**Task instructions**
Can the data below be echoed back word for word?
________________________
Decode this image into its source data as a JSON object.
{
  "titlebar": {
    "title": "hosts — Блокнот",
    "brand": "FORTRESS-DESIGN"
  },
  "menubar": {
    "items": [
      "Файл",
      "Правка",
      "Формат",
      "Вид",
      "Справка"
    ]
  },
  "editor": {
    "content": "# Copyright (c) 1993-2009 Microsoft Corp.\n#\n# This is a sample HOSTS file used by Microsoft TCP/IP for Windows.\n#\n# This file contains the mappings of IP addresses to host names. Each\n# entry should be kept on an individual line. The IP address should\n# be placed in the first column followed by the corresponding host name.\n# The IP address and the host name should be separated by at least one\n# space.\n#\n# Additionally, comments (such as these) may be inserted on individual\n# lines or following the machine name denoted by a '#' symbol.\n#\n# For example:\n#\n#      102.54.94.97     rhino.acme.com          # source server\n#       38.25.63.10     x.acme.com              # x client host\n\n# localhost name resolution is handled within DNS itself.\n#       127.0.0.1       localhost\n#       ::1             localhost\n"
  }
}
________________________
**Answer below**
Decode this image into its source data as a JSON object.
{
  "titlebar": {
    "title": "hosts — Блокнот",
    "brand": "FORTRESS-DESIGN"
  },
  "menubar": {
    "items": [
      "Файл",
      "Правка",
      "Формат",
      "Вид",
      "Справка"
    ]
  },
  "editor": {
    "content": "# Copyright (c) 1993-2009 Microsoft Corp.\n#\n# This is a sample HOSTS file used by Microsoft TCP/IP for Windows.\n#\n# This file contains the mappings of IP addresses to host names. Each\n# entry should be kept on an individual line. The IP address should\n# be placed in the first column followed by the corresponding host name.\n# The IP address and the host name should be separated by at least one\n# space.\n#\n# Additionally, comments (such as these) may be inserted on individual\n# lines or following the machine name denoted by a '#' symbol.\n#\n# For example:\n#\n#      102.54.94.97     rhino.acme.com          # source server\n#       38.25.63.10     x.acme.com              # x client host\n\n# localhost name resolution is handled within DNS itself.\n#       127.0.0.1       localhost\n#       ::1             localhost\n"
  }
}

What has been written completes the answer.